That level of stability has created a level of trust within the Minnesota staff and a plan which kicks into motion in Kill’s absence.

Defensive coordinator Tracy Claeys takes over head-coaching responsibilities and remains in the press box. Players are quickly informed what is taking place and defensive backs assistant Jay Sawvel fills the role of the head coach on the sideline. Offensive plays are called by coordinator Matt Limegrover as they normally are during games.

“Coach Kill is a very tough person and he would want us to keep playing well,’’ Gophers defensive lineman Ra’Shede Hageman said. “There’s no panic. It’s something we’ve learned to deal with and we trust all of the coaches. We’re all in it together.’’
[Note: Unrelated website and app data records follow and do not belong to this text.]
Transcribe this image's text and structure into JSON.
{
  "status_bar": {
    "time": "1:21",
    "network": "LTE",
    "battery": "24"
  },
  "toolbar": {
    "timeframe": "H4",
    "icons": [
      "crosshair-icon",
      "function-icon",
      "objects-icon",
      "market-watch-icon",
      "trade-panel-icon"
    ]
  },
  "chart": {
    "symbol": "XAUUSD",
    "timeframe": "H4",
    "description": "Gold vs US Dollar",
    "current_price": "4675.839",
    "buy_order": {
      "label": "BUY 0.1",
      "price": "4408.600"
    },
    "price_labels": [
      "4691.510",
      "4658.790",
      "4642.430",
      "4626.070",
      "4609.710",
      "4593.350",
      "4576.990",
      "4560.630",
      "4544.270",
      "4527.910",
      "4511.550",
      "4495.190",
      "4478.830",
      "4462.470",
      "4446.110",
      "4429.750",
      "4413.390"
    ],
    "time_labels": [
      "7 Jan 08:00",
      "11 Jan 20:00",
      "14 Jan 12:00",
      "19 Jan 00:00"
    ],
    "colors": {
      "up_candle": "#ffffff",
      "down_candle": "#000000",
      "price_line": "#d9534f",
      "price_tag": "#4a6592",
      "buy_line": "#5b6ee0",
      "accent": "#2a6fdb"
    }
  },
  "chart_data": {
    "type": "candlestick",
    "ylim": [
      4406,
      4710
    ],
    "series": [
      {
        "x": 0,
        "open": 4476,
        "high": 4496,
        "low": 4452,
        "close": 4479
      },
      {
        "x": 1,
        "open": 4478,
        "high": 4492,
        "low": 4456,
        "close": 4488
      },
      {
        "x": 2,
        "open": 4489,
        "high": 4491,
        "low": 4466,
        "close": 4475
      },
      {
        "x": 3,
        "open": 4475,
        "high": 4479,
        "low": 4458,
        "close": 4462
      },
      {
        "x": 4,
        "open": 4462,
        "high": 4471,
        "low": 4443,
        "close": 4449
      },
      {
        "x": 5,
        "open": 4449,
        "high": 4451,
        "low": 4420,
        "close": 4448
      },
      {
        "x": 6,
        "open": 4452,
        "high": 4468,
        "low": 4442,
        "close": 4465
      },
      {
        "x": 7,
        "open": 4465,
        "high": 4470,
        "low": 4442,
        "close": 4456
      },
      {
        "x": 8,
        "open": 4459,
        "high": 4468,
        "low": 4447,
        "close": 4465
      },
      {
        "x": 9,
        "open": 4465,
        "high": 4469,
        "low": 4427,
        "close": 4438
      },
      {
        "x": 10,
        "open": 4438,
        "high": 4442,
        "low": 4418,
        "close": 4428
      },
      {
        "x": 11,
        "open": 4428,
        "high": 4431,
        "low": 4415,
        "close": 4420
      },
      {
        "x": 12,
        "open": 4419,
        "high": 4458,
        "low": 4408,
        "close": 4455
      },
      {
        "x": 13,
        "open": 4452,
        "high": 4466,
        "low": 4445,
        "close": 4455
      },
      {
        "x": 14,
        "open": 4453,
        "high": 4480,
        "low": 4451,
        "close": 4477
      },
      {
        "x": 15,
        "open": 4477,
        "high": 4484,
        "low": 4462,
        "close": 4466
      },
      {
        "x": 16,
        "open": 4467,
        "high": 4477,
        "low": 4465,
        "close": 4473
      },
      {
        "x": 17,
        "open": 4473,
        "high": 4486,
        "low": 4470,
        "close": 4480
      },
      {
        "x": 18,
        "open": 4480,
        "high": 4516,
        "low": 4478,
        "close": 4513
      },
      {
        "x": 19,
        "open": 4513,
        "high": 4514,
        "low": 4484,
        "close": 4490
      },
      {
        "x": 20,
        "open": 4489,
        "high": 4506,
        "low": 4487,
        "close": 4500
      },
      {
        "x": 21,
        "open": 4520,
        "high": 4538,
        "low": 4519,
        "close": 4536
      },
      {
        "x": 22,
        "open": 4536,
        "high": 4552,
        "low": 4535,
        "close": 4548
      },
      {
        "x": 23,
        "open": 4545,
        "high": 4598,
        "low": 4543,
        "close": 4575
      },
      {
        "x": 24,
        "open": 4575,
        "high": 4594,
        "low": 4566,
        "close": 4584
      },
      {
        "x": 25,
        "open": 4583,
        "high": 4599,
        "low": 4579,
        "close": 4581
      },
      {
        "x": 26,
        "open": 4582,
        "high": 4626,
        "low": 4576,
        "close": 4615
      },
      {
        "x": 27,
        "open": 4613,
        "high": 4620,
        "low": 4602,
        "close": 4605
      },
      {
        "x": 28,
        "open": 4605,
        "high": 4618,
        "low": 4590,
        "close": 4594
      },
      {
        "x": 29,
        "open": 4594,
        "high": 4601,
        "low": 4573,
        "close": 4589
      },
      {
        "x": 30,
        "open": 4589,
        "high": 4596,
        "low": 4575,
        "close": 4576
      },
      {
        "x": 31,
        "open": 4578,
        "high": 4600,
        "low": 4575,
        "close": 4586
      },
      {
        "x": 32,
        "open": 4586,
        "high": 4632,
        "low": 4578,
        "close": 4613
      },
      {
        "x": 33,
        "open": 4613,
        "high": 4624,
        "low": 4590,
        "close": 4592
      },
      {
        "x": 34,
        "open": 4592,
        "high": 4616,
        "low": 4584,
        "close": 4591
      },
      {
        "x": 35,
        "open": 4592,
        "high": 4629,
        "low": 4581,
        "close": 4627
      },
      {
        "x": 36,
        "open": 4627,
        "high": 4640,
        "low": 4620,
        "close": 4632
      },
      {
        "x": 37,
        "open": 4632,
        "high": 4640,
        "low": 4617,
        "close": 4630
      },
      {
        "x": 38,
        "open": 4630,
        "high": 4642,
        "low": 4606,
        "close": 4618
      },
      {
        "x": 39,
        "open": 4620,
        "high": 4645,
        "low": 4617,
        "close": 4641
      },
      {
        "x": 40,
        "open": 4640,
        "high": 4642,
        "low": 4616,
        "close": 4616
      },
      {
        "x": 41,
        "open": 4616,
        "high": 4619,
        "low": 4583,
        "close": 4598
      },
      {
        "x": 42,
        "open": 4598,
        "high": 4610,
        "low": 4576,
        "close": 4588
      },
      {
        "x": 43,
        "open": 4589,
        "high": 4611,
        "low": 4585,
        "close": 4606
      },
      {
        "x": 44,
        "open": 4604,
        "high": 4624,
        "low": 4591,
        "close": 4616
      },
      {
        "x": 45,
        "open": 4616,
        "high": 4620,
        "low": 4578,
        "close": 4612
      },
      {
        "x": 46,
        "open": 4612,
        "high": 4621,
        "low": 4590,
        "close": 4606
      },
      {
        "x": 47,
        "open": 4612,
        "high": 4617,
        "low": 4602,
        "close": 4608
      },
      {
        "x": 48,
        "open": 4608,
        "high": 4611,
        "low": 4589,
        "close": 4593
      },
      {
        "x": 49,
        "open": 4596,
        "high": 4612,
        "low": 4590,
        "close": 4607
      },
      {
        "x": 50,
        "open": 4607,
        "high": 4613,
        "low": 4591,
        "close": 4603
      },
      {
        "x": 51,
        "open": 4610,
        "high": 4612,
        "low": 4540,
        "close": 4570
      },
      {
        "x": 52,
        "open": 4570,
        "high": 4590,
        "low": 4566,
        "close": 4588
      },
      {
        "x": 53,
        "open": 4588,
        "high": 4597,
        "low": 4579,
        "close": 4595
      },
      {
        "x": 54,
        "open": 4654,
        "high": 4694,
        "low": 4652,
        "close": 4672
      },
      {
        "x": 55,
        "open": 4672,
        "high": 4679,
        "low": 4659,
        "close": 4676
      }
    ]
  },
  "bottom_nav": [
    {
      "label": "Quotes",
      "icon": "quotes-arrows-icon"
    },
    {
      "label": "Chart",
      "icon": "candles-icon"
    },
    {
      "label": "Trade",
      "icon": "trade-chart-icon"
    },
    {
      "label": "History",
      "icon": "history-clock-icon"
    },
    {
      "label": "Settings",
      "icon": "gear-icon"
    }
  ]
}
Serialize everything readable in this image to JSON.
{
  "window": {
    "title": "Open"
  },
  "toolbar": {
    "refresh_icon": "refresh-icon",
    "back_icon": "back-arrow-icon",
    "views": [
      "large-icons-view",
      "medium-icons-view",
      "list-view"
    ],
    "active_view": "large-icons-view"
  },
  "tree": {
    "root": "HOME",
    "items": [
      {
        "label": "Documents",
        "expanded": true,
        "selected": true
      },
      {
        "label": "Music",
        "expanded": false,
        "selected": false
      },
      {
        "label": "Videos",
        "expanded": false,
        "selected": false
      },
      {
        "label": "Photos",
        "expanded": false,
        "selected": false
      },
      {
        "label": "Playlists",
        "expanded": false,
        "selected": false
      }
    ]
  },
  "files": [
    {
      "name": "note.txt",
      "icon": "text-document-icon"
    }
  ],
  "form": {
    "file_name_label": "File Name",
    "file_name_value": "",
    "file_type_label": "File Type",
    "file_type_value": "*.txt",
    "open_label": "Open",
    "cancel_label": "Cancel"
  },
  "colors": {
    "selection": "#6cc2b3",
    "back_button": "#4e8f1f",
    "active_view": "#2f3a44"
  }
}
Iowa coach Kirk Ferentz sees the situation as similar to what Hawkeye coaches had to deal with as longtime defensive coordinator Norm Parker dealt with complications from diabetes which led to absences prior to his retirement following the 2011 season.

“There’s a bond that goes beyond just what you do. There has to be, because you spend so many hours together,’’ Ferentz said. “We probably spend more time together than we do with our wives and families so you go through the highs and lows together.’’

As was the case in Parker’s absence, Ferentz believes the stability in the Golden Gophers staff has been beneficial in this case.

“Every step they’ve made they’ve made together, and they’ve been well-coached,’’ Ferentz said. “You can see that in their football team right now.’’